She thought her story was too ordinary.
Especially compared to the others. Which is always the way we decide that our story, our dream, our accomplishment, our faith testimony, our ( _______ ) doesn’t amount to much. We set our own story — dreadfully dull — up next to the stories that shine. We compare to the ones that get the Facebook shares, the accolades, the standing ovation.
My big sister didn’t say those words exactly, but that’s what I heard her saying when I held the telephone between my cheek and my shoulder over the noon hour.
We talked, and I made sandwiches on wheat bread to take to the farmers in the field. And I heard her telling me — in a way — that her story felt like white bread. Blah. Boring. Ordinary.
I heard her saying that she didn’t have a big story to tell. The others had stories that wowed. And the story that she did have? Maybe parts of it didn’t feel safe to share in front of a live audience. I get that.
But you’ve got to know something about my big sister: She’s not ordinary. I would know. She’s been holding me close to her heart since she was eleven years old. That’s how old she was when Mom and Dad brought me home from the hospital; she scooped me up like I was her own.
She’s always been my hero. She was the first one to do all the things I wanted to do someday: drive a car, go to college, get married, diaper her own child, hold down a job that made a difference in the world.
She’s only, and always, been extraordinary to me — right there in the middle of her own ordinary life in the carpool lane, and her Cooking Light kitchen, in her international marketing work, her study of Chinese, her appreciation for the best wines.

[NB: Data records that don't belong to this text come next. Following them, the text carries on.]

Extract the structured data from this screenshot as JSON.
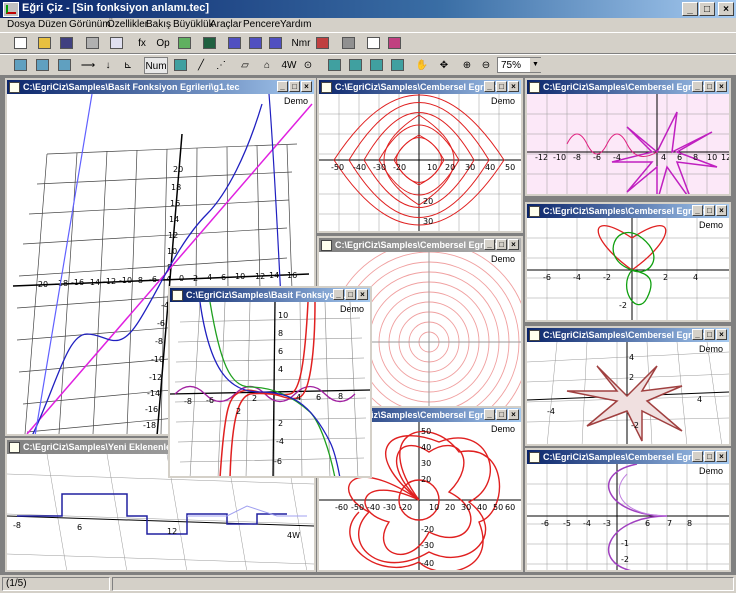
{
  "app_title": "Eğri Çiz - [Sin fonksiyon anlamı.tec]",
  "menu": [
    "Dosya",
    "Düzen",
    "Görünüm",
    "Özellikler",
    "Bakış",
    "Büyüklük",
    "Araçlar",
    "Pencere",
    "Yardım"
  ],
  "toolbar1": {
    "fx_label": "fx",
    "op_label": "Op",
    "nmr_label": "Nmr"
  },
  "toolbar2": {
    "num_label": "Num",
    "fourw_label": "4W",
    "zoom_value": "75%"
  },
  "demo_label": "Demo",
  "windows": [
    {
      "title": "C:\\EgriCiz\\Samples\\Basit Fonksiyon Egrileri\\g1.tec"
    },
    {
      "title": "C:\\EgriCiz\\Samples\\Cembersel Egriler"
    },
    {
      "title": "C:\\EgriCiz\\Samples\\Cembersel Egriler"
    },
    {
      "title": "C:\\EgriCiz\\Samples\\Cembersel Egriler"
    },
    {
      "title": "C:\\EgriCiz\\Samples\\Cembersel Egriler"
    },
    {
      "title": "C:\\EgriCiz\\Samples\\Cembersel Egriler"
    },
    {
      "title": "C:\\EgriCiz\\Samples\\Cembersel Egriler"
    },
    {
      "title": "C:\\EgriCiz\\Samples\\Cembersel Egriler"
    },
    {
      "title": "C:\\EgriCiz\\Samples\\Yeni Eklenenler"
    },
    {
      "title": "C:\\EgriCiz\\Samples\\Basit Fonksiyon..."
    }
  ],
  "status": {
    "page": "(1/5)"
  },
  "colors": {
    "red": "#e02020",
    "blue": "#2020c0",
    "magenta": "#e020e0",
    "green": "#10a010",
    "purple": "#a040c0",
    "brown": "#a04040"
  }
}
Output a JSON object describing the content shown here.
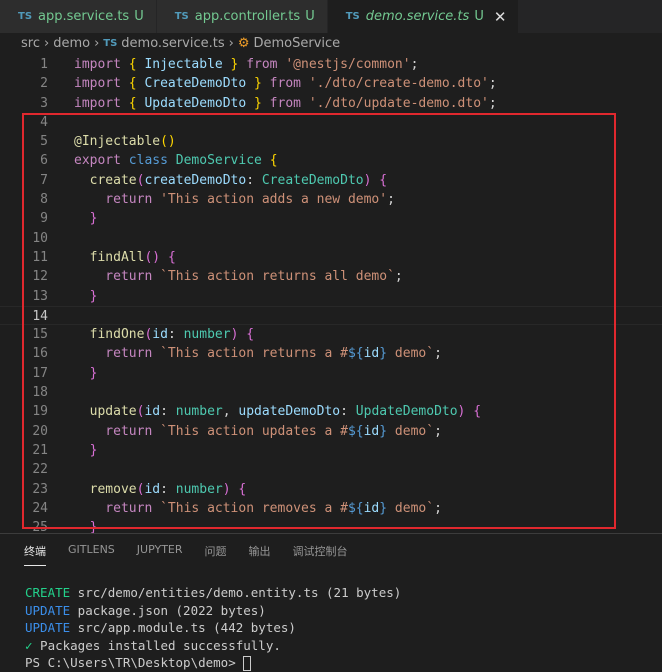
{
  "tabs": [
    {
      "file_type": "TS",
      "label": "app.service.ts",
      "status": "U"
    },
    {
      "file_type": "TS",
      "label": "app.controller.ts",
      "status": "U"
    },
    {
      "file_type": "TS",
      "label": "demo.service.ts",
      "status": "U",
      "active": true
    }
  ],
  "breadcrumb": {
    "parts": [
      "src",
      "demo"
    ],
    "file_type": "TS",
    "file": "demo.service.ts",
    "symbol": "DemoService"
  },
  "editor": {
    "current_line": 14,
    "lines": [
      [
        [
          "import",
          "k"
        ],
        [
          " ",
          "w"
        ],
        [
          "{",
          "p1"
        ],
        [
          " Injectable ",
          "v"
        ],
        [
          "}",
          "p1"
        ],
        [
          " from ",
          "k"
        ],
        [
          "'@nestjs/common'",
          "s"
        ],
        [
          ";",
          "w"
        ]
      ],
      [
        [
          "import",
          "k"
        ],
        [
          " ",
          "w"
        ],
        [
          "{",
          "p1"
        ],
        [
          " CreateDemoDto ",
          "v"
        ],
        [
          "}",
          "p1"
        ],
        [
          " from ",
          "k"
        ],
        [
          "'./dto/create-demo.dto'",
          "s"
        ],
        [
          ";",
          "w"
        ]
      ],
      [
        [
          "import",
          "k"
        ],
        [
          " ",
          "w"
        ],
        [
          "{",
          "p1"
        ],
        [
          " UpdateDemoDto ",
          "v"
        ],
        [
          "}",
          "p1"
        ],
        [
          " from ",
          "k"
        ],
        [
          "'./dto/update-demo.dto'",
          "s"
        ],
        [
          ";",
          "w"
        ]
      ],
      [],
      [
        [
          "@",
          "f"
        ],
        [
          "Injectable",
          "f"
        ],
        [
          "()",
          "p1"
        ]
      ],
      [
        [
          "export",
          "k"
        ],
        [
          " class ",
          "b"
        ],
        [
          "DemoService",
          "t"
        ],
        [
          " ",
          "w"
        ],
        [
          "{",
          "p1"
        ]
      ],
      [
        [
          "  create",
          "f"
        ],
        [
          "(",
          "p2"
        ],
        [
          "createDemoDto",
          "v"
        ],
        [
          ": ",
          "w"
        ],
        [
          "CreateDemoDto",
          "t"
        ],
        [
          ")",
          "p2"
        ],
        [
          " ",
          "w"
        ],
        [
          "{",
          "p2"
        ]
      ],
      [
        [
          "    return",
          "k"
        ],
        [
          " 'This action adds a new demo'",
          "s"
        ],
        [
          ";",
          "w"
        ]
      ],
      [
        [
          "  }",
          "p2"
        ]
      ],
      [],
      [
        [
          "  findAll",
          "f"
        ],
        [
          "()",
          "p2"
        ],
        [
          " ",
          "w"
        ],
        [
          "{",
          "p2"
        ]
      ],
      [
        [
          "    return",
          "k"
        ],
        [
          " `This action returns all demo`",
          "s"
        ],
        [
          ";",
          "w"
        ]
      ],
      [
        [
          "  }",
          "p2"
        ]
      ],
      [],
      [
        [
          "  findOne",
          "f"
        ],
        [
          "(",
          "p2"
        ],
        [
          "id",
          "v"
        ],
        [
          ": ",
          "w"
        ],
        [
          "number",
          "t"
        ],
        [
          ")",
          "p2"
        ],
        [
          " ",
          "w"
        ],
        [
          "{",
          "p2"
        ]
      ],
      [
        [
          "    return",
          "k"
        ],
        [
          " `This action returns a #",
          "s"
        ],
        [
          "${",
          "b"
        ],
        [
          "id",
          "v"
        ],
        [
          "}",
          "b"
        ],
        [
          " demo`",
          "s"
        ],
        [
          ";",
          "w"
        ]
      ],
      [
        [
          "  }",
          "p2"
        ]
      ],
      [],
      [
        [
          "  update",
          "f"
        ],
        [
          "(",
          "p2"
        ],
        [
          "id",
          "v"
        ],
        [
          ": ",
          "w"
        ],
        [
          "number",
          "t"
        ],
        [
          ", ",
          "w"
        ],
        [
          "updateDemoDto",
          "v"
        ],
        [
          ": ",
          "w"
        ],
        [
          "UpdateDemoDto",
          "t"
        ],
        [
          ")",
          "p2"
        ],
        [
          " ",
          "w"
        ],
        [
          "{",
          "p2"
        ]
      ],
      [
        [
          "    return",
          "k"
        ],
        [
          " `This action updates a #",
          "s"
        ],
        [
          "${",
          "b"
        ],
        [
          "id",
          "v"
        ],
        [
          "}",
          "b"
        ],
        [
          " demo`",
          "s"
        ],
        [
          ";",
          "w"
        ]
      ],
      [
        [
          "  }",
          "p2"
        ]
      ],
      [],
      [
        [
          "  remove",
          "f"
        ],
        [
          "(",
          "p2"
        ],
        [
          "id",
          "v"
        ],
        [
          ": ",
          "w"
        ],
        [
          "number",
          "t"
        ],
        [
          ")",
          "p2"
        ],
        [
          " ",
          "w"
        ],
        [
          "{",
          "p2"
        ]
      ],
      [
        [
          "    return",
          "k"
        ],
        [
          " `This action removes a #",
          "s"
        ],
        [
          "${",
          "b"
        ],
        [
          "id",
          "v"
        ],
        [
          "}",
          "b"
        ],
        [
          " demo`",
          "s"
        ],
        [
          ";",
          "w"
        ]
      ],
      [
        [
          "  }",
          "p2"
        ]
      ]
    ]
  },
  "highlight_color": "#e0282e",
  "panel": {
    "tabs": [
      "终端",
      "GITLENS",
      "JUPYTER",
      "问题",
      "输出",
      "调试控制台"
    ],
    "active_tab": "终端",
    "terminal": [
      {
        "tag": "CREATE",
        "text": " src/demo/entities/demo.entity.ts (21 bytes)"
      },
      {
        "tag": "UPDATE",
        "text": " package.json (2022 bytes)"
      },
      {
        "tag": "UPDATE",
        "text": " src/app.module.ts (442 bytes)"
      },
      {
        "tag": "✓",
        "text": " Packages installed successfully."
      }
    ],
    "prompt": "PS C:\\Users\\TR\\Desktop\\demo> "
  }
}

She’s shown me adventure. Together, we’ve taken crazy trips to Brazil and remote Canada fishing lakes and out to the empty middle of a snow-kissed canyon.
But sister, I know. I know.
Yeah. I get what it feels like to be ordinary, to feel like my story is doornail-dead. That someone has said it before, and has said it better. That my life isn’t worth a headline or a stage. So I ought to just snap my mouth and my laptop shut.
Except for the fact that most of us really are pretty … ordinary. We’re not the headline-makers, and the spotlight-takers, and the fame-rakers. We’re just a bunch of people moving from the diaper changing tables to the vegetable garden to the church nursery to the cubicle. And we need to tell each other the middle stories, the ordinary stories, the pots-and-pans stories where we find the little miracles of community and love and everlasting hope.
Look… Most of us don’t live on the extremes. Most of us are living in the ordinary middle. And while the power-stories have their place in this world, proving with awe and splendor that God can make pure gold from the rubbish of our lives, people need to hear the day-to-day stories, too.
And sister? We can call it humdrum, or a real snoozer. But this is where we’re making our lives — over the kitchen island where we stack sandwiches for hungry farmers, and over the dining room table where you’ve always kept a spot open, and hunched over the impossible math worksheets and vocabulary study guides until it finally clicked for your sweet child.
Not everyone can relate to the amazing story of a 150-pound weight loss, or surviving ten days in the woods with no food.
But everyone wants to hear the story about how some days? It was a miracle that we got out of bed.
God is making an extraordinary story, out of our ordinary moments. And the only one who can tell that story?